### Data for the task
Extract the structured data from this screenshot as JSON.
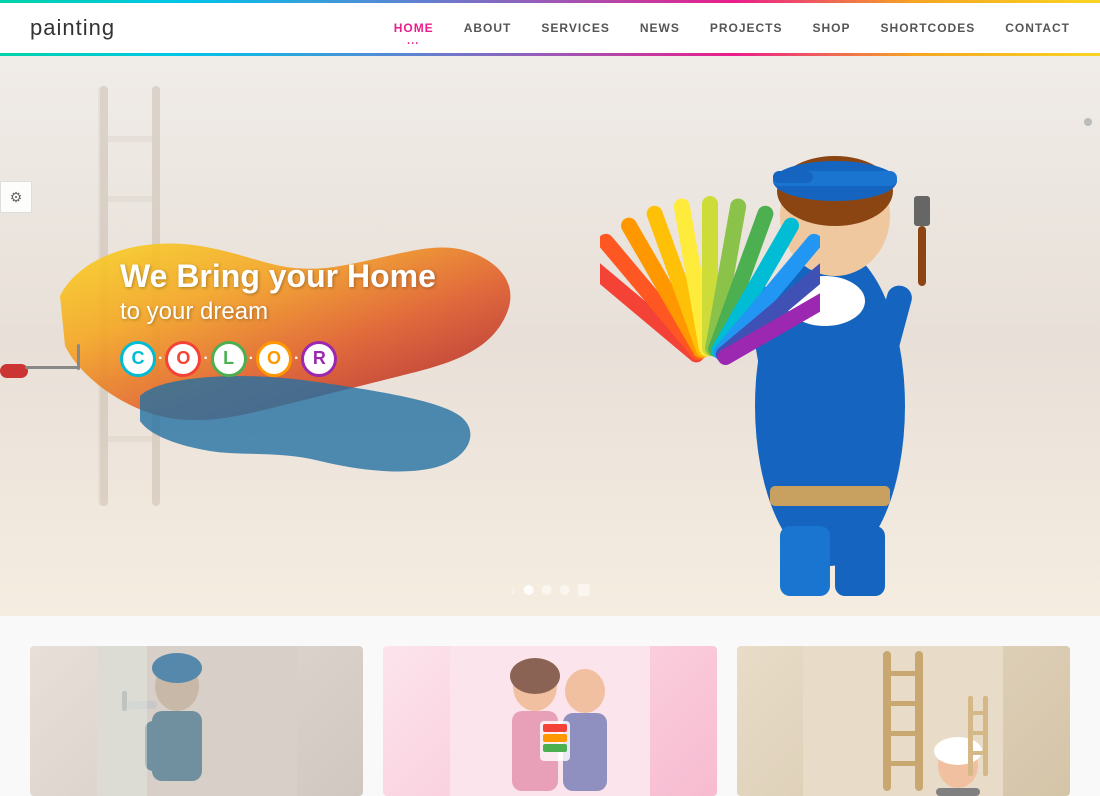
{
  "header": {
    "logo": "painting",
    "nav": [
      {
        "label": "HOME",
        "active": true
      },
      {
        "label": "ABOUT",
        "active": false
      },
      {
        "label": "SERVICES",
        "active": false
      },
      {
        "label": "NEWS",
        "active": false
      },
      {
        "label": "PROJECTS",
        "active": false
      },
      {
        "label": "SHOP",
        "active": false
      },
      {
        "label": "SHORTCODES",
        "active": false
      },
      {
        "label": "CONTACT",
        "active": false
      }
    ]
  },
  "hero": {
    "line1": "We Bring your Home",
    "line2": "to your dream",
    "color_word": "C·O·L·O·R",
    "color_letters": [
      {
        "letter": "C",
        "color": "#00bcd4",
        "border": "#00bcd4"
      },
      {
        "letter": "O",
        "color": "#f44336",
        "border": "#f44336"
      },
      {
        "letter": "L",
        "color": "#4caf50",
        "border": "#4caf50"
      },
      {
        "letter": "O",
        "color": "#ff9800",
        "border": "#ff9800"
      },
      {
        "letter": "R",
        "color": "#9c27b0",
        "border": "#9c27b0"
      }
    ],
    "dots": [
      "active",
      "inactive",
      "inactive",
      "inactive"
    ],
    "settings_icon": "⚙"
  },
  "bottom": {
    "cards": [
      {
        "id": "card-1",
        "alt": "Painter at work"
      },
      {
        "id": "card-2",
        "alt": "Couple looking at swatches"
      },
      {
        "id": "card-3",
        "alt": "Ladder and worker"
      }
    ]
  },
  "colors": {
    "brand_pink": "#e91e8c",
    "gradient_bar": "linear-gradient(to right, #00d4aa, #00c4e8, #4a90d9, #9b59b6, #e91e8c, #f5a623, #f9d423)"
  }
}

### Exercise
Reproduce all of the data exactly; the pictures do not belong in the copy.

### Expected answer
Extract the structured data from this screenshot as JSON.
{
  "header": {
    "logo": "painting",
    "nav": [
      {
        "label": "HOME",
        "active": true
      },
      {
        "label": "ABOUT",
        "active": false
      },
      {
        "label": "SERVICES",
        "active": false
      },
      {
        "label": "NEWS",
        "active": false
      },
      {
        "label": "PROJECTS",
        "active": false
      },
      {
        "label": "SHOP",
        "active": false
      },
      {
        "label": "SHORTCODES",
        "active": false
      },
      {
        "label": "CONTACT",
        "active": false
      }
    ]
  },
  "hero": {
    "line1": "We Bring your Home",
    "line2": "to your dream",
    "color_word": "C·O·L·O·R",
    "color_letters": [
      {
        "letter": "C",
        "color": "#00bcd4",
        "border": "#00bcd4"
      },
      {
        "letter": "O",
        "color": "#f44336",
        "border": "#f44336"
      },
      {
        "letter": "L",
        "color": "#4caf50",
        "border": "#4caf50"
      },
      {
        "letter": "O",
        "color": "#ff9800",
        "border": "#ff9800"
      },
      {
        "letter": "R",
        "color": "#9c27b0",
        "border": "#9c27b0"
      }
    ],
    "dots": [
      "active",
      "inactive",
      "inactive",
      "inactive"
    ],
    "settings_icon": "⚙"
  },
  "bottom": {
    "cards": [
      {
        "id": "card-1",
        "alt": "Painter at work"
      },
      {
        "id": "card-2",
        "alt": "Couple looking at swatches"
      },
      {
        "id": "card-3",
        "alt": "Ladder and worker"
      }
    ]
  },
  "colors": {
    "brand_pink": "#e91e8c",
    "gradient_bar": "linear-gradient(to right, #00d4aa, #00c4e8, #4a90d9, #9b59b6, #e91e8c, #f5a623, #f9d423)"
  }
}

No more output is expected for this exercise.